_Dataset rows for apps and sites_:
● ● ● ● ● ● ●
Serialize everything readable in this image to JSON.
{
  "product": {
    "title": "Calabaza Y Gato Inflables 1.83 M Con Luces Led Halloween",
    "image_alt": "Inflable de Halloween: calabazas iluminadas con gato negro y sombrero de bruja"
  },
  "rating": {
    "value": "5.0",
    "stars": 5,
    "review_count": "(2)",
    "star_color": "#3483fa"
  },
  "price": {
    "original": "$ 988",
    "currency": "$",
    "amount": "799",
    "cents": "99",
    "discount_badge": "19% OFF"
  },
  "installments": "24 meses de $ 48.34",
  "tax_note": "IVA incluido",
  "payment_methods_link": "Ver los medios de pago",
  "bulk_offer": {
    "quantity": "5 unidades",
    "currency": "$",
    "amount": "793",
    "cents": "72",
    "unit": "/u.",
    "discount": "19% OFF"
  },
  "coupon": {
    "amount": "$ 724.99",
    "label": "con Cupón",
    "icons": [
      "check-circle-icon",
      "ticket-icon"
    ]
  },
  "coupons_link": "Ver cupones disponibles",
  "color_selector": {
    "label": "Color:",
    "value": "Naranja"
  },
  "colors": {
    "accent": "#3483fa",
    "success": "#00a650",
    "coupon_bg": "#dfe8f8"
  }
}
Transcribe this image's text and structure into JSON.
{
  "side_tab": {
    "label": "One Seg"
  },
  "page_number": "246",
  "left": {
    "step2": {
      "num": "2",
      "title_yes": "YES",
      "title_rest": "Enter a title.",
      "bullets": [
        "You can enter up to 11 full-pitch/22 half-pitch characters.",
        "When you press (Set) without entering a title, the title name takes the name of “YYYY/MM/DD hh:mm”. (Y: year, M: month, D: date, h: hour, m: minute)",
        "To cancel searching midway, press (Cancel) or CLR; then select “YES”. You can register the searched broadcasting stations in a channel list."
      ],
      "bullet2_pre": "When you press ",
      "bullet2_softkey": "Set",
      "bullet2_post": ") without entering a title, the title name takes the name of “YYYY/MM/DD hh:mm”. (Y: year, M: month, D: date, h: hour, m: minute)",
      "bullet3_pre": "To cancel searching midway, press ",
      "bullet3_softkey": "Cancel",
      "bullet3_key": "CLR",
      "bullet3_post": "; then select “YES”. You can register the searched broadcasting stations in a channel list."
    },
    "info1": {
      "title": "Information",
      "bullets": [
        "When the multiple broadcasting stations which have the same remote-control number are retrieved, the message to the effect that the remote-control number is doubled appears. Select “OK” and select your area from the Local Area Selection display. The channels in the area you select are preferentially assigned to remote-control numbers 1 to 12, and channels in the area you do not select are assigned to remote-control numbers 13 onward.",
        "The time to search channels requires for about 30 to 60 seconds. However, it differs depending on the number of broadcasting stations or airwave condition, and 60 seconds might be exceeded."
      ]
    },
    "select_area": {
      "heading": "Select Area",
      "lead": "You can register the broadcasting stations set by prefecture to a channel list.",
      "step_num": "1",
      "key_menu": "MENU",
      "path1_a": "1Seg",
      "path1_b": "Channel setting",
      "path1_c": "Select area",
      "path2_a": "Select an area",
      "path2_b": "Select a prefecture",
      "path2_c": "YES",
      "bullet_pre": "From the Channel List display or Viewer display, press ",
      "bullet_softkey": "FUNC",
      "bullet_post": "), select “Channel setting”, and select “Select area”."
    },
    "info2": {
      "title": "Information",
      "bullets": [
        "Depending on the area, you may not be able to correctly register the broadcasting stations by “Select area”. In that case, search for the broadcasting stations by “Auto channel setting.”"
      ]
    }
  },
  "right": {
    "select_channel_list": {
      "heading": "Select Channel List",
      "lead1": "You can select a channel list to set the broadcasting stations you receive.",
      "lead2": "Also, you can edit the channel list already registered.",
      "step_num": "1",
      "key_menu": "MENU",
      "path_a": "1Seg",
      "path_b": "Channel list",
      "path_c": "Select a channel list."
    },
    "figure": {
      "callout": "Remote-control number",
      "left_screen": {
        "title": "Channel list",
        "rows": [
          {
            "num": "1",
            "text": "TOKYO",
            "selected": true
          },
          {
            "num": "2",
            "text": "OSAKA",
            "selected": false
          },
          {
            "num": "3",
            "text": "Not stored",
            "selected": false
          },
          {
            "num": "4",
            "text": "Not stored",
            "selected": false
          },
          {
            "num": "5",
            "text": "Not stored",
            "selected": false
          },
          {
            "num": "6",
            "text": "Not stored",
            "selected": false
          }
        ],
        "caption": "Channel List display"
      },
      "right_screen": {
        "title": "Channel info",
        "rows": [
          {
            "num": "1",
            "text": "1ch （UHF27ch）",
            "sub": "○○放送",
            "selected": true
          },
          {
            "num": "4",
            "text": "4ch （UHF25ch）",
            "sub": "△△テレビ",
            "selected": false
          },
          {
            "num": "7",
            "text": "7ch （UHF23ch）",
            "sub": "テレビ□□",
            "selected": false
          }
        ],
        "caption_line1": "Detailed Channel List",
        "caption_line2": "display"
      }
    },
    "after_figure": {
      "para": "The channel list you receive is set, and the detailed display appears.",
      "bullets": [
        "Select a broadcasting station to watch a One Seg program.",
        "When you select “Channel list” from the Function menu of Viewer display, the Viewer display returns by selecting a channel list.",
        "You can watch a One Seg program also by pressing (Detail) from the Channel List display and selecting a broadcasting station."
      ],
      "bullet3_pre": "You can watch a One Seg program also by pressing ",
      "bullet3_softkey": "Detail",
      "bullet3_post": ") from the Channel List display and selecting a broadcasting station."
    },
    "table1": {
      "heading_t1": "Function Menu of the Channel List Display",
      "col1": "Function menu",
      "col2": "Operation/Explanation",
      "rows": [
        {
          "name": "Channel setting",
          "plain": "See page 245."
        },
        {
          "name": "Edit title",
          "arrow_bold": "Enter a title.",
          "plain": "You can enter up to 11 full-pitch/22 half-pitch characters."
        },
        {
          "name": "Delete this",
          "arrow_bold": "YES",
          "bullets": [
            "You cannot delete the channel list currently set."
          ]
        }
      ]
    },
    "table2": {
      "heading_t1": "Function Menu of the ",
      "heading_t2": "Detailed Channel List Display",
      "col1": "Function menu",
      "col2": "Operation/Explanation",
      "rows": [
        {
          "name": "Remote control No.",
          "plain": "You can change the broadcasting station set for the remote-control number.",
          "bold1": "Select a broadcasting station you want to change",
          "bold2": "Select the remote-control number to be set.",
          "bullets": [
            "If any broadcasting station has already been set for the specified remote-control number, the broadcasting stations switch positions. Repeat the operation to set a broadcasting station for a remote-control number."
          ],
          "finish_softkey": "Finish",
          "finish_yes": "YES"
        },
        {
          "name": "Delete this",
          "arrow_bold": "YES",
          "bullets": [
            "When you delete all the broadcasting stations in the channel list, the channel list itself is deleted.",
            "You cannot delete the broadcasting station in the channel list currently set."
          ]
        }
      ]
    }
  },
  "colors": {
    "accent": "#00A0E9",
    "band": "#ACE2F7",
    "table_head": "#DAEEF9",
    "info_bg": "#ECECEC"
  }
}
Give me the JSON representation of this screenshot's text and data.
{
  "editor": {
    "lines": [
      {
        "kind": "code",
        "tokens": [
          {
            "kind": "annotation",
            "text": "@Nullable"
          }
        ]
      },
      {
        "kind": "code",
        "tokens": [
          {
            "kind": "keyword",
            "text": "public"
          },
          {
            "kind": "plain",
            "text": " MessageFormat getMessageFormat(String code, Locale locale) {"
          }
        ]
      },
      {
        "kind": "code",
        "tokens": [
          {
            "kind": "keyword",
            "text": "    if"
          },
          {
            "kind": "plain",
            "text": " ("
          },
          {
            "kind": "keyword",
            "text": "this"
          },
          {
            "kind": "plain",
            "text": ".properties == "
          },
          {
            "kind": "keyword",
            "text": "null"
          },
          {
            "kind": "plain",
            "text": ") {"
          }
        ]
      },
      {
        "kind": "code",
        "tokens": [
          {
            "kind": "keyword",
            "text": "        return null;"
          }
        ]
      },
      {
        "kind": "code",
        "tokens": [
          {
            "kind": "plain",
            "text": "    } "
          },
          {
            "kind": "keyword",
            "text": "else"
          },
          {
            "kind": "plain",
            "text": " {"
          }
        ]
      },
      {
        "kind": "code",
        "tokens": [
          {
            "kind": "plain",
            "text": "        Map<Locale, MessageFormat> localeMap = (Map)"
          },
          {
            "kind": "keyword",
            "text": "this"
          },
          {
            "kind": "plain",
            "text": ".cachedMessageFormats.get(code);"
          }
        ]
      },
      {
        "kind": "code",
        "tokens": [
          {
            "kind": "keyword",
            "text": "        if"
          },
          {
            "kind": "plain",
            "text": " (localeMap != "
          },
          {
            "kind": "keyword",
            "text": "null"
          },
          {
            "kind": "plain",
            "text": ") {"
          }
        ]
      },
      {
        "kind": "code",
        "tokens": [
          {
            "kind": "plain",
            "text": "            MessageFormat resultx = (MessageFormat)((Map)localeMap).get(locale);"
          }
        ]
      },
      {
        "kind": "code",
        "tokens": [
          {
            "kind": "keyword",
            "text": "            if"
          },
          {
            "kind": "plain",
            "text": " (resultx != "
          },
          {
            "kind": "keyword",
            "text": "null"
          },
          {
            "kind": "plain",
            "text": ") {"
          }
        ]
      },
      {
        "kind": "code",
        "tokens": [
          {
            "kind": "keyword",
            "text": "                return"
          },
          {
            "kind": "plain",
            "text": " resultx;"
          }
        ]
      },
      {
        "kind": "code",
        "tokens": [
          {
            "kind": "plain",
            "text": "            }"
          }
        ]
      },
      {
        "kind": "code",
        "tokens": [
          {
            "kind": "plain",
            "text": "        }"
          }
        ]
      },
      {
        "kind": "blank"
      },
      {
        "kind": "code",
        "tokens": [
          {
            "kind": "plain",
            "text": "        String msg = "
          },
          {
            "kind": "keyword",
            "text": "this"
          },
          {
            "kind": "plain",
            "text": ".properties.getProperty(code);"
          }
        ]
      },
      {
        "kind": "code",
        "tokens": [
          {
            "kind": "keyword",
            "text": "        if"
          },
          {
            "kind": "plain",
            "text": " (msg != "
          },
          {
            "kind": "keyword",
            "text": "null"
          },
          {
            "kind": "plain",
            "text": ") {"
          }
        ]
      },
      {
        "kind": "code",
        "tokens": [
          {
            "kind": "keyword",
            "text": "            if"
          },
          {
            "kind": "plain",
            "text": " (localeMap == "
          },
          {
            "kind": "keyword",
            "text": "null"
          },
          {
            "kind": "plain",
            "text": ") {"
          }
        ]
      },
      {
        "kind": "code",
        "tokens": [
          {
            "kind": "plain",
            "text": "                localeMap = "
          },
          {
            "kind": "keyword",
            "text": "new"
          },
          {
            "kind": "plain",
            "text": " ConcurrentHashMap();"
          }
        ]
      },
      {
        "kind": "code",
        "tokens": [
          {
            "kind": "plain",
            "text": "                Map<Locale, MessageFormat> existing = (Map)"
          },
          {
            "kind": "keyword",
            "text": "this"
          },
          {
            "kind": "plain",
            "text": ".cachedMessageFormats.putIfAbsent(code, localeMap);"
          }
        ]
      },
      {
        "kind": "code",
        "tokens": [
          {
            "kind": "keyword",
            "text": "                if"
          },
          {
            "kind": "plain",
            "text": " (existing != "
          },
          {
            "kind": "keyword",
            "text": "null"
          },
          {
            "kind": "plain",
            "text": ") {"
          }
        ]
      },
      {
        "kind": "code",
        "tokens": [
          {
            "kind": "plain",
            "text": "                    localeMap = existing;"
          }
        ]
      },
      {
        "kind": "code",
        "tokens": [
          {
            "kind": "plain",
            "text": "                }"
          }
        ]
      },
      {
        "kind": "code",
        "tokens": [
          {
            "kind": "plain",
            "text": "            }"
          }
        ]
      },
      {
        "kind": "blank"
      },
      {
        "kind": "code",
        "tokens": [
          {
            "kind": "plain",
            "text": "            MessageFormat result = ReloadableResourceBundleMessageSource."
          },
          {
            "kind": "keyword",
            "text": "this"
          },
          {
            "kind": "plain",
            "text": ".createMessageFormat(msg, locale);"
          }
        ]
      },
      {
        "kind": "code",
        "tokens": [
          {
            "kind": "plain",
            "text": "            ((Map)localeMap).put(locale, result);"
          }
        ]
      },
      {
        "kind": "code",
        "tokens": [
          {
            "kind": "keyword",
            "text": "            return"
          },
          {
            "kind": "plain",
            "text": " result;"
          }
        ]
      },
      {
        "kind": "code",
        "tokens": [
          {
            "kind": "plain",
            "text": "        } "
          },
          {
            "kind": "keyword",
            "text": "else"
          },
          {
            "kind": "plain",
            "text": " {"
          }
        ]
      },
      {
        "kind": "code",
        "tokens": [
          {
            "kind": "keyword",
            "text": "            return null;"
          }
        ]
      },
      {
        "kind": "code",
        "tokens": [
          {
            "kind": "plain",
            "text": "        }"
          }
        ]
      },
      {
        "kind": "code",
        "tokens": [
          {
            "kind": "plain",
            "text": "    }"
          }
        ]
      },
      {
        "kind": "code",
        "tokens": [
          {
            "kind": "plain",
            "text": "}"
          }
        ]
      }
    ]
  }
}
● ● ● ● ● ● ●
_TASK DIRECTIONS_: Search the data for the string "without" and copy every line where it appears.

_OUTPUT_:
        "When you press (Set) without entering a title, the title name takes the name of “YYYY/MM/DD hh:mm”. (Y: year, M: month, D: date, h: hour, m: minute)",
      "bullet2_post": ") without entering a title, the title name takes the name of “YYYY/MM/DD hh:mm”. (Y: year, M: month, D: date, h: hour, m: minute)",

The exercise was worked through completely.